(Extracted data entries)
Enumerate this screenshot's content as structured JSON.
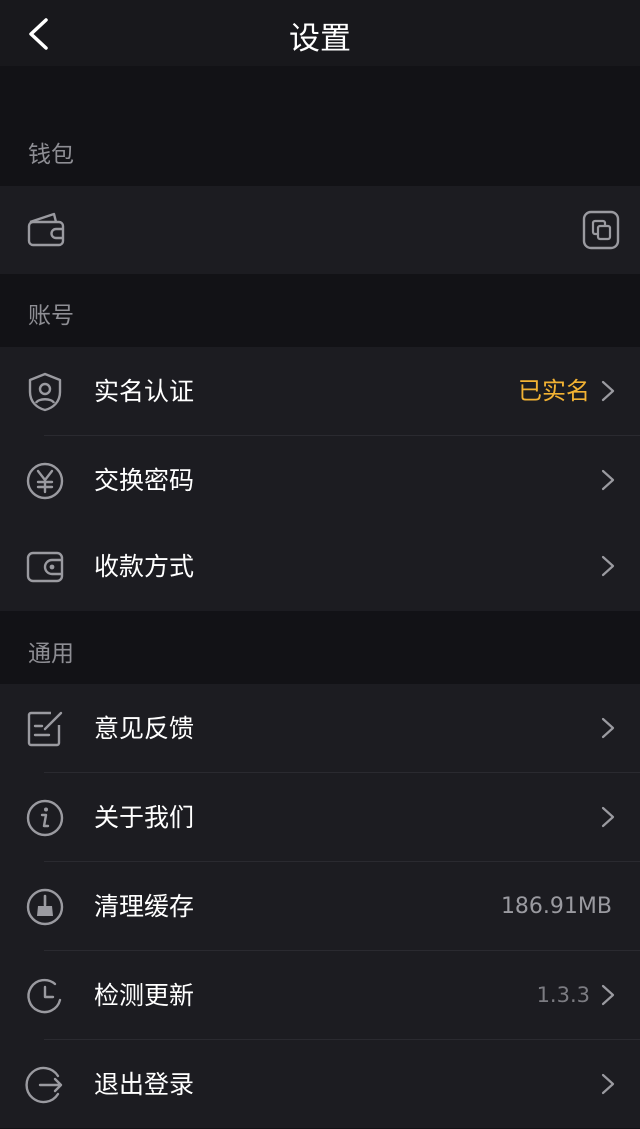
{
  "header": {
    "title": "设置",
    "back_icon": "chevron-left-icon"
  },
  "sections": {
    "wallet": {
      "title": "钱包"
    },
    "account": {
      "title": "账号",
      "items": [
        {
          "label": "实名认证",
          "value": "已实名",
          "icon": "shield-user-icon"
        },
        {
          "label": "交换密码",
          "value": "",
          "icon": "yen-circle-icon"
        },
        {
          "label": "收款方式",
          "value": "",
          "icon": "wallet-card-icon"
        }
      ]
    },
    "general": {
      "title": "通用",
      "items": [
        {
          "label": "意见反馈",
          "value": "",
          "icon": "edit-note-icon"
        },
        {
          "label": "关于我们",
          "value": "",
          "icon": "info-circle-icon"
        },
        {
          "label": "清理缓存",
          "value": "186.91MB",
          "icon": "broom-circle-icon"
        },
        {
          "label": "检测更新",
          "value": "1.3.3",
          "icon": "clock-icon"
        },
        {
          "label": "退出登录",
          "value": "",
          "icon": "logout-icon"
        }
      ]
    }
  },
  "colors": {
    "accent": "#f2b233",
    "background": "#121216",
    "row_bg": "#1c1c21",
    "muted": "#8e8e94"
  }
}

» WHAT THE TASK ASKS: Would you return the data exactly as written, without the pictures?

» THE COMPLETED TASK:
Enumerate this screenshot's content as structured JSON.
{
  "header": {
    "title": "设置",
    "back_icon": "chevron-left-icon"
  },
  "sections": {
    "wallet": {
      "title": "钱包"
    },
    "account": {
      "title": "账号",
      "items": [
        {
          "label": "实名认证",
          "value": "已实名",
          "icon": "shield-user-icon"
        },
        {
          "label": "交换密码",
          "value": "",
          "icon": "yen-circle-icon"
        },
        {
          "label": "收款方式",
          "value": "",
          "icon": "wallet-card-icon"
        }
      ]
    },
    "general": {
      "title": "通用",
      "items": [
        {
          "label": "意见反馈",
          "value": "",
          "icon": "edit-note-icon"
        },
        {
          "label": "关于我们",
          "value": "",
          "icon": "info-circle-icon"
        },
        {
          "label": "清理缓存",
          "value": "186.91MB",
          "icon": "broom-circle-icon"
        },
        {
          "label": "检测更新",
          "value": "1.3.3",
          "icon": "clock-icon"
        },
        {
          "label": "退出登录",
          "value": "",
          "icon": "logout-icon"
        }
      ]
    }
  },
  "colors": {
    "accent": "#f2b233",
    "background": "#121216",
    "row_bg": "#1c1c21",
    "muted": "#8e8e94"
  }
}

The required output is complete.